Source data:
━━━━

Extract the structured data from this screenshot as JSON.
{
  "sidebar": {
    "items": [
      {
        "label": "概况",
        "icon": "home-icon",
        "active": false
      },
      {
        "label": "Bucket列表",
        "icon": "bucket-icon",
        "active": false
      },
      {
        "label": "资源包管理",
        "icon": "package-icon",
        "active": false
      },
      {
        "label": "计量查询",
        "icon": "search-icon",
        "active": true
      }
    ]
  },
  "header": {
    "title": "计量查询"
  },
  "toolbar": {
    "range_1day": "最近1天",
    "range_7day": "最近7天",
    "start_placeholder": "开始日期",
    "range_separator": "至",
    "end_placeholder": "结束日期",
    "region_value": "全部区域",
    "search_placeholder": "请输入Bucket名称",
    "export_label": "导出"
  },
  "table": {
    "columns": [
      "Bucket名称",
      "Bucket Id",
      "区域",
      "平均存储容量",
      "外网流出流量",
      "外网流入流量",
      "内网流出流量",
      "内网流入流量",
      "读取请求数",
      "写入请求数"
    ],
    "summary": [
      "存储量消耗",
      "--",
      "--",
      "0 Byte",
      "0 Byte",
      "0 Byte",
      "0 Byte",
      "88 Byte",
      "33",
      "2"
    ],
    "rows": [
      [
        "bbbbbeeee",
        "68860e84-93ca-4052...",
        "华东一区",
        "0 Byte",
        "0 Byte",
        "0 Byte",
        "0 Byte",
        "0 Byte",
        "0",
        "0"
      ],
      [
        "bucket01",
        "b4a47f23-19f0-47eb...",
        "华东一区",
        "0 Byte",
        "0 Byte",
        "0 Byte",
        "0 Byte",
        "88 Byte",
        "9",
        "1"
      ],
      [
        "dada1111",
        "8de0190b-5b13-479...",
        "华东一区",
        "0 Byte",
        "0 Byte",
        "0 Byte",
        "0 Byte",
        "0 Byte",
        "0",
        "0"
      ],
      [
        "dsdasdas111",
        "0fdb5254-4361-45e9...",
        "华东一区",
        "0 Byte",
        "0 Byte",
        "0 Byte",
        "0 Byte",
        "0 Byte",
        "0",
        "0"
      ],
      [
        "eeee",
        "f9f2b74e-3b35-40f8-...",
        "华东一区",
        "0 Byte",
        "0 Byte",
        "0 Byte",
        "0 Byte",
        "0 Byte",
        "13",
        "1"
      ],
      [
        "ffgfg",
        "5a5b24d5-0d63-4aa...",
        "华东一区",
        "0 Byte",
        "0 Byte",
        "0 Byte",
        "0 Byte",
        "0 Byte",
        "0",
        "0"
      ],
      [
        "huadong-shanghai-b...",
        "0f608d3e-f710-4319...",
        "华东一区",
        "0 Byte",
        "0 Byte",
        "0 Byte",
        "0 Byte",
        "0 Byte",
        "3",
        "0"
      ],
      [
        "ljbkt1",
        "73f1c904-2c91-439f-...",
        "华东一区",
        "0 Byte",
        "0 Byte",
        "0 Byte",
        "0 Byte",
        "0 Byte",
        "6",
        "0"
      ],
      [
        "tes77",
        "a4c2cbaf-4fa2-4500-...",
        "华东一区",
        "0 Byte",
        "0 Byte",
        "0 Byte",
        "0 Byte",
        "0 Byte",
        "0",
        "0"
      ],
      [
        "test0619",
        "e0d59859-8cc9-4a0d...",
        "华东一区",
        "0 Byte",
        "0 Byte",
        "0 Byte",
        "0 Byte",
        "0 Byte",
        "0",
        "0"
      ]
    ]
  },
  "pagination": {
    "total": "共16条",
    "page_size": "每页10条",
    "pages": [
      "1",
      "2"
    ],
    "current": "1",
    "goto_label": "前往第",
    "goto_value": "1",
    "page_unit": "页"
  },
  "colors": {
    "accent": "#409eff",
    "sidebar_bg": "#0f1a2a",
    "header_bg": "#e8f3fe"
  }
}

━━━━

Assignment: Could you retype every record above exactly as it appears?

Response:
Extract the structured data from this screenshot as JSON.
{
  "sidebar": {
    "items": [
      {
        "label": "概况",
        "icon": "home-icon",
        "active": false
      },
      {
        "label": "Bucket列表",
        "icon": "bucket-icon",
        "active": false
      },
      {
        "label": "资源包管理",
        "icon": "package-icon",
        "active": false
      },
      {
        "label": "计量查询",
        "icon": "search-icon",
        "active": true
      }
    ]
  },
  "header": {
    "title": "计量查询"
  },
  "toolbar": {
    "range_1day": "最近1天",
    "range_7day": "最近7天",
    "start_placeholder": "开始日期",
    "range_separator": "至",
    "end_placeholder": "结束日期",
    "region_value": "全部区域",
    "search_placeholder": "请输入Bucket名称",
    "export_label": "导出"
  },
  "table": {
    "columns": [
      "Bucket名称",
      "Bucket Id",
      "区域",
      "平均存储容量",
      "外网流出流量",
      "外网流入流量",
      "内网流出流量",
      "内网流入流量",
      "读取请求数",
      "写入请求数"
    ],
    "summary": [
      "存储量消耗",
      "--",
      "--",
      "0 Byte",
      "0 Byte",
      "0 Byte",
      "0 Byte",
      "88 Byte",
      "33",
      "2"
    ],
    "rows": [
      [
        "bbbbbeeee",
        "68860e84-93ca-4052...",
        "华东一区",
        "0 Byte",
        "0 Byte",
        "0 Byte",
        "0 Byte",
        "0 Byte",
        "0",
        "0"
      ],
      [
        "bucket01",
        "b4a47f23-19f0-47eb...",
        "华东一区",
        "0 Byte",
        "0 Byte",
        "0 Byte",
        "0 Byte",
        "88 Byte",
        "9",
        "1"
      ],
      [
        "dada1111",
        "8de0190b-5b13-479...",
        "华东一区",
        "0 Byte",
        "0 Byte",
        "0 Byte",
        "0 Byte",
        "0 Byte",
        "0",
        "0"
      ],
      [
        "dsdasdas111",
        "0fdb5254-4361-45e9...",
        "华东一区",
        "0 Byte",
        "0 Byte",
        "0 Byte",
        "0 Byte",
        "0 Byte",
        "0",
        "0"
      ],
      [
        "eeee",
        "f9f2b74e-3b35-40f8-...",
        "华东一区",
        "0 Byte",
        "0 Byte",
        "0 Byte",
        "0 Byte",
        "0 Byte",
        "13",
        "1"
      ],
      [
        "ffgfg",
        "5a5b24d5-0d63-4aa...",
        "华东一区",
        "0 Byte",
        "0 Byte",
        "0 Byte",
        "0 Byte",
        "0 Byte",
        "0",
        "0"
      ],
      [
        "huadong-shanghai-b...",
        "0f608d3e-f710-4319...",
        "华东一区",
        "0 Byte",
        "0 Byte",
        "0 Byte",
        "0 Byte",
        "0 Byte",
        "3",
        "0"
      ],
      [
        "ljbkt1",
        "73f1c904-2c91-439f-...",
        "华东一区",
        "0 Byte",
        "0 Byte",
        "0 Byte",
        "0 Byte",
        "0 Byte",
        "6",
        "0"
      ],
      [
        "tes77",
        "a4c2cbaf-4fa2-4500-...",
        "华东一区",
        "0 Byte",
        "0 Byte",
        "0 Byte",
        "0 Byte",
        "0 Byte",
        "0",
        "0"
      ],
      [
        "test0619",
        "e0d59859-8cc9-4a0d...",
        "华东一区",
        "0 Byte",
        "0 Byte",
        "0 Byte",
        "0 Byte",
        "0 Byte",
        "0",
        "0"
      ]
    ]
  },
  "pagination": {
    "total": "共16条",
    "page_size": "每页10条",
    "pages": [
      "1",
      "2"
    ],
    "current": "1",
    "goto_label": "前往第",
    "goto_value": "1",
    "page_unit": "页"
  },
  "colors": {
    "accent": "#409eff",
    "sidebar_bg": "#0f1a2a",
    "header_bg": "#e8f3fe"
  }
}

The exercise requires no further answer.